A Vision For Toronto



PAVED WITH DREAMS: The Gardiner Expressway, which cuts the waterfront off from downtown, could face demolition.

Bread-and-butter transit favoured over grandiose plans

By Paul Moloney
Toronto Star City Hall Bureau

Forget fancy monorails. Think rolling stock: Buses, subway cars, GO trains.

The burgeoning transportation needs of a renewed waterfront call for the old-fashioned bread-and-butter equipment that works, transit officials say.

There’s no need to try to impress international Olympics honchos and the rest of the world with innovative technology, TTC chair Howard Moscoe said.

“Originally, (Olympic bid backers) were proposing some kind of elevated monorail,” Moscoe said in an interview. “Anybody can sit down with the back of an envelope and come up with grandiose ideas.

“But it doesn’t have to be a sexy, fancy thing that eats funding. We need basic transit that benefits our riders rather than being stuck with fancy toys.”

Major improvements to transportation form a key ingredient of a massive overhaul of Toronto’s waterfront being recommended by financier Robert Fung, whose report is to be released Monday.

Fung’s task force believes the investments should be made, even if the city’s Olympic bid is unsuccessful. But he and others also believe the Games bid acts as a catalyst to make changes.

Because the Games would see transit use spiral to 2.8 million rides daily from 1.2 million, the TTC proposes accelerating the purchase of subway cars and buses.

Specifically, it wants to advance the purchase of 365 buses the system will need anyway, at a cost of $212 million, and speed up buying 80 subway cars for $180 million.

At GO Transit, the story is the same. It needs more equipment to handle continuous growth and Olympics duties, including moving 50,000 people an hour by train from Union Station to the proposed Cherry St. Olympics site.

GO is looking for 18 additional trains - costing $475 million - to bring the strength up to 50 trains, and big bucks for new facilities to remove rail corridor bottlenecks.

Changes needed to Union Station alone come in at $168 million - $100 million to increase GO train capacity, $58 million for a second subway platform and $10 million for a new bus terminal.

“We’ve got no money committed to do any of this,” said GO Transit planning manager Mike Wolczyk. “The municipalities (which subsidize GO) can’t afford it. The feds and the province would have to be involved.”

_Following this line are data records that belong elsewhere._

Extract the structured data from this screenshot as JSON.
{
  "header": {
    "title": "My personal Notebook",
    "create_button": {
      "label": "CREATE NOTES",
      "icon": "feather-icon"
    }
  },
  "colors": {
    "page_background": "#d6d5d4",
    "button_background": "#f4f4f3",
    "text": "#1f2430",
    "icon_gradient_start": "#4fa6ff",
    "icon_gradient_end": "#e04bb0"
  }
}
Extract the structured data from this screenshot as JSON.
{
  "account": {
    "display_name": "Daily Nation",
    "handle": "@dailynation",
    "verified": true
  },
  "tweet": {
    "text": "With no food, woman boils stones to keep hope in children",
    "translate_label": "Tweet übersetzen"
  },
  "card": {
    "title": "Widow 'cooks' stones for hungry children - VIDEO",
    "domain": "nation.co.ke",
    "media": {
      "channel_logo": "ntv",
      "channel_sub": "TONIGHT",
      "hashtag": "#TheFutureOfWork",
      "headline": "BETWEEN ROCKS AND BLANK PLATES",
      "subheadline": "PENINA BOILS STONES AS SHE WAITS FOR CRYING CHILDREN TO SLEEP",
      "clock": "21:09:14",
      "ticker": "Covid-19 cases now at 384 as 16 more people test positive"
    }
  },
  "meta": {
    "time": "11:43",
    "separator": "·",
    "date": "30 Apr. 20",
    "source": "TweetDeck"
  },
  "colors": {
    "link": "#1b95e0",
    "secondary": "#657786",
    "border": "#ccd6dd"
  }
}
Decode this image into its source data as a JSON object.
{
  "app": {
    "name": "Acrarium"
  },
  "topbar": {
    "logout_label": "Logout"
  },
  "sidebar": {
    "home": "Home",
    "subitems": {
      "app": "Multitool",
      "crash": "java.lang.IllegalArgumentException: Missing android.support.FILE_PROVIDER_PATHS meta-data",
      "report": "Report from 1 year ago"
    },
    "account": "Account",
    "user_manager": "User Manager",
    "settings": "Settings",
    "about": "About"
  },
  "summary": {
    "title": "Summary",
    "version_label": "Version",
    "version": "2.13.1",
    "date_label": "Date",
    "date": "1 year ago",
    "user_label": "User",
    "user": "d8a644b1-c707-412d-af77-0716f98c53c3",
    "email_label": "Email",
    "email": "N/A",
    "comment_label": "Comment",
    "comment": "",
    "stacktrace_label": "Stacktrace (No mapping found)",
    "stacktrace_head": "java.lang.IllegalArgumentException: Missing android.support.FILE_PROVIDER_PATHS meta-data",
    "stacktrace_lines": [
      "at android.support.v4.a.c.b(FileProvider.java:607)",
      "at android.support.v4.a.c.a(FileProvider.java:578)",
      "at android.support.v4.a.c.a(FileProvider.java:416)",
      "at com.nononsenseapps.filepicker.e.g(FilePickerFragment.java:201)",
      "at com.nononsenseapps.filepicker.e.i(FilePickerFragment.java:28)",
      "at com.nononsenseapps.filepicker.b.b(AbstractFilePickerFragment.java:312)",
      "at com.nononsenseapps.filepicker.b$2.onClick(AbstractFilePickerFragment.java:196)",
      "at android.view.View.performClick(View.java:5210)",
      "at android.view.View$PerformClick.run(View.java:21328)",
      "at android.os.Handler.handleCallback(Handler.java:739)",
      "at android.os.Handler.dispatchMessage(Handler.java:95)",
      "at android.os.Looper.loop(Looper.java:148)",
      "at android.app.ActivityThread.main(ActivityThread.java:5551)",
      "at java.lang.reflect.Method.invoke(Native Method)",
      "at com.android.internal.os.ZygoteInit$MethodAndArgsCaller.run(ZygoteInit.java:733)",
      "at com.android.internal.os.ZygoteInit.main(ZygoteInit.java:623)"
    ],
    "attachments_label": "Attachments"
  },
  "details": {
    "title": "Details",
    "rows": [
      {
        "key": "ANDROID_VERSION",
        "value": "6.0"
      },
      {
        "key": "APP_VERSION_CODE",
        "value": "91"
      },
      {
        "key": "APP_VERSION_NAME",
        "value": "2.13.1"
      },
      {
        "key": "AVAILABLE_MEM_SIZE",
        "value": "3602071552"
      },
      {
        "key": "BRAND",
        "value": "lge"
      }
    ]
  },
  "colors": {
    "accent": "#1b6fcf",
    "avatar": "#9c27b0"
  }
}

Fung’s task force supports improvements to Union Station and sees the intermodal station as critical to the movement of people across the GTA.

The task force is also expected to back a rapid transit link to the airport.

If there’s to be a signature project that transforms the waterfront, it would be tearing down the Frederick G. Gardiner Expressway.

The costs are staggering - $1.2 billion to remove the eight-kilometre elevated roadway.

A dream for many years, the project will get a major boost now that it’s being backed by the Fung task force.

“Everybody who’s ever looked at the waterfront has recommended (demolition)” said Councillor Jack Layton (Don River). “This can’t hurt.”

The city is poised to begin removing the most eastern stretch of the highway, from the Don Valley Parkway to Leslie St.

Sources say Fung wants to replace the elevated portions with a broad boulevard, like University Ave. Sections, around Fort York, for example, would be buried.

“The key thing is to establish the will to do it,” Layton said.